INSTRUCTIONS FOR THE TASK:
What you return must be every line below that includes the word "horas".

Start of DATASET EXTRACT

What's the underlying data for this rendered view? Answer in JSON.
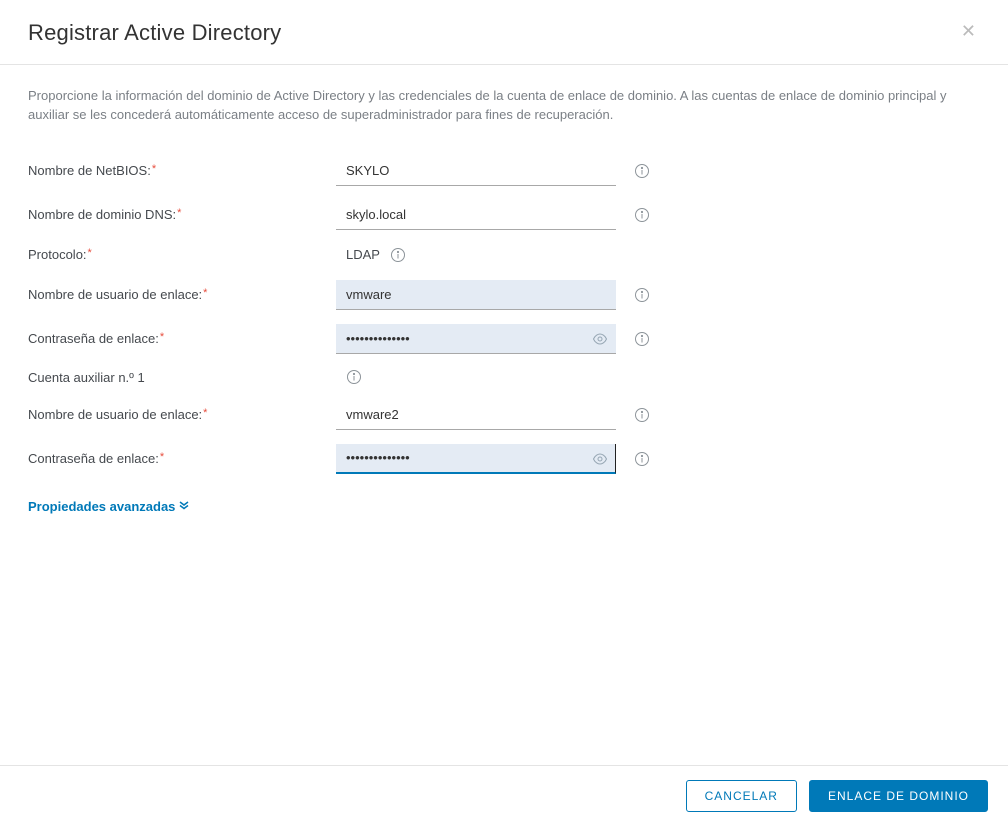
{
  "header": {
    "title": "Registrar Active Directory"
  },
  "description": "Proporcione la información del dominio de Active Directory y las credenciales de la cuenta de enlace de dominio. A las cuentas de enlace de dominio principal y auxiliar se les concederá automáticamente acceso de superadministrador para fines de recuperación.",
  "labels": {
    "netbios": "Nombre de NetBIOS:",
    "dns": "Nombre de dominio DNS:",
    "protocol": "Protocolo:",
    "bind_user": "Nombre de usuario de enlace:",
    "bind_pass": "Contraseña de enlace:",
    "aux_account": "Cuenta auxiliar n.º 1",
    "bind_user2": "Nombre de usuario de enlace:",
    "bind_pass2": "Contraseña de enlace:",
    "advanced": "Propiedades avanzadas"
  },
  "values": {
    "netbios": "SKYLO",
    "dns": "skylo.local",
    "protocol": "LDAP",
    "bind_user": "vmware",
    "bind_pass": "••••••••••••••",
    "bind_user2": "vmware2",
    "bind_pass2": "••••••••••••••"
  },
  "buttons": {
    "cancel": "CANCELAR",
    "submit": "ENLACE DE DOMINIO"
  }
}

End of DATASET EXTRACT
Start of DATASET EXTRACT

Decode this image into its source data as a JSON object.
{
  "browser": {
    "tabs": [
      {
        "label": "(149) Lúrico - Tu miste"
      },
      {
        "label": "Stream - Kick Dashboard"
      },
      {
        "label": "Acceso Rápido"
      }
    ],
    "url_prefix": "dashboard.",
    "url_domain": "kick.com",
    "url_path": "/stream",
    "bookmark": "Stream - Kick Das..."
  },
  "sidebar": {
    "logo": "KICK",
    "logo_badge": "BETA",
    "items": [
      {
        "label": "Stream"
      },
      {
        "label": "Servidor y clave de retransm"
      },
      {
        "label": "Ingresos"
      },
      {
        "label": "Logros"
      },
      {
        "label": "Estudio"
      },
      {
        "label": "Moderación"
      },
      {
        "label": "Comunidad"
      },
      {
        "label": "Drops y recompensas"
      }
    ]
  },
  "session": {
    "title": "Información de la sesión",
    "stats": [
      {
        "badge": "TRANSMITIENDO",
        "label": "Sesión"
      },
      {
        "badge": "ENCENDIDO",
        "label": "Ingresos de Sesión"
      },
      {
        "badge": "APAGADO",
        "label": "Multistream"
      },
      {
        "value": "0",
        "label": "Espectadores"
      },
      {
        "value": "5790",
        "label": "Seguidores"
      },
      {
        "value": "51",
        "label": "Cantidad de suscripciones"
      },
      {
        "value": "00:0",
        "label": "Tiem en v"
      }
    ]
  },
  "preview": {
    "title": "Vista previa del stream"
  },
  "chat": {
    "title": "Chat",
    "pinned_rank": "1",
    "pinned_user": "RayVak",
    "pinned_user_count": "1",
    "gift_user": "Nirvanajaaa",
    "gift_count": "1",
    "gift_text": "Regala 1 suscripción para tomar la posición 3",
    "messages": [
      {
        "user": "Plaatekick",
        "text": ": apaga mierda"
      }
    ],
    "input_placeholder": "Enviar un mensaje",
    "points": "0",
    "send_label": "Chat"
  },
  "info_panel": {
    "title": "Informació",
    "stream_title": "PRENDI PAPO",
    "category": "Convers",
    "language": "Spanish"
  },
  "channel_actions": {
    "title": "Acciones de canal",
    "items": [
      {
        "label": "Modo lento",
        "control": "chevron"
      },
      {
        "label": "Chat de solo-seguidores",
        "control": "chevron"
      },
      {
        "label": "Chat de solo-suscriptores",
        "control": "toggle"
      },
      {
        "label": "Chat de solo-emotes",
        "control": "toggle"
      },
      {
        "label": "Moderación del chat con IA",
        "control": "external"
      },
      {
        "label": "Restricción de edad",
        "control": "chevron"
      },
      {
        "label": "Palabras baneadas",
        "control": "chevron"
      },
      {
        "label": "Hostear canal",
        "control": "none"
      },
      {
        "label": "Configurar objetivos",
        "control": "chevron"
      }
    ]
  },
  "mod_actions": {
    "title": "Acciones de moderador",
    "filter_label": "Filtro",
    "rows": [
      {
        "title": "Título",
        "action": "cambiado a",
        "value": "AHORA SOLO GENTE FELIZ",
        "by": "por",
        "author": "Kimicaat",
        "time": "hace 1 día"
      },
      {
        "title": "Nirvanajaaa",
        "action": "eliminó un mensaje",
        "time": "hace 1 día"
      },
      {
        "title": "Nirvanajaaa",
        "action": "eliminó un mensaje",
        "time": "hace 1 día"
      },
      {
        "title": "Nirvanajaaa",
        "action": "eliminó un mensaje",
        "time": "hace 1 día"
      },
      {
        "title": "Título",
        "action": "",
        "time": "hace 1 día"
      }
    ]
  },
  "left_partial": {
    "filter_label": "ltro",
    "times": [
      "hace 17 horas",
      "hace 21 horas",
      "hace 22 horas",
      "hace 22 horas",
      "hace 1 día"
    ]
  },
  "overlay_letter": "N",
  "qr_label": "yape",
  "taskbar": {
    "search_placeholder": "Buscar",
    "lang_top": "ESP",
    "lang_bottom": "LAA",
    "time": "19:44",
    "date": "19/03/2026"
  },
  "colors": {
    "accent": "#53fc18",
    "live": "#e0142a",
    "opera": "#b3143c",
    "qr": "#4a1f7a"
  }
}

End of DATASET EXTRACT
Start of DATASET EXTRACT

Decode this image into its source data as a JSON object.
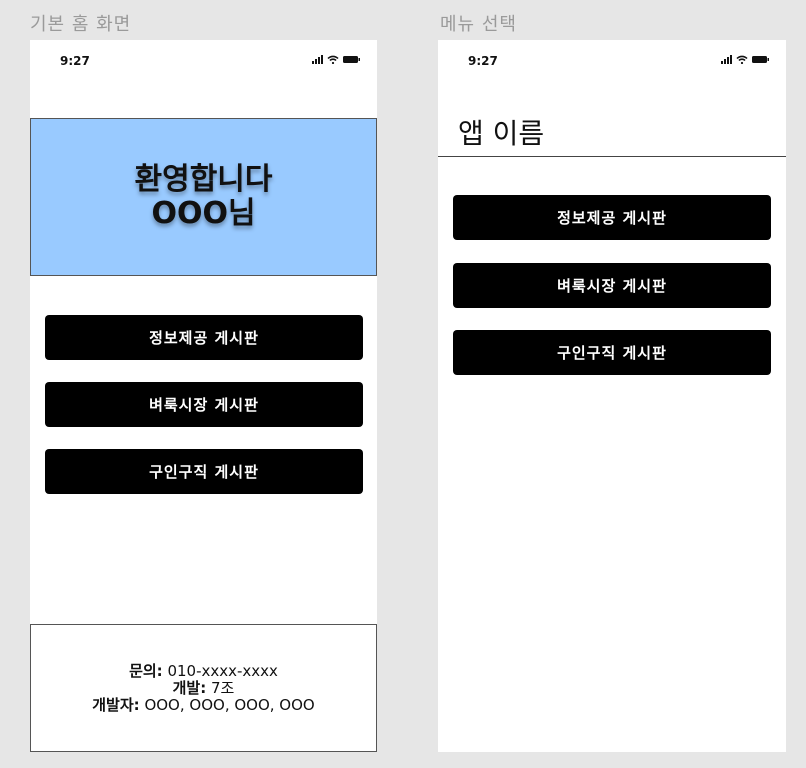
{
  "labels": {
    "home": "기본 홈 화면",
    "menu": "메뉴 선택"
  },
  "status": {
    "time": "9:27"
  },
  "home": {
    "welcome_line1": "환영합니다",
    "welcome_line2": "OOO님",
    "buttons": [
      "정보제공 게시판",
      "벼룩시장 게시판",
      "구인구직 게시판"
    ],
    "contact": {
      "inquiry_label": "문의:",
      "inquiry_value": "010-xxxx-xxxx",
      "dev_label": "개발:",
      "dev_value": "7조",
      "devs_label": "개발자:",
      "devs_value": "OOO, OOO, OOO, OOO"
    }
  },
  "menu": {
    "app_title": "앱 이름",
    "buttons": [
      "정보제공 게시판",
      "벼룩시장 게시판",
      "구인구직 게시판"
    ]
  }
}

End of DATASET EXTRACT

WRITTEN RESPONSE:
      "hace 17 horas",
      "hace 21 horas",
      "hace 22 horas",
      "hace 22 horas",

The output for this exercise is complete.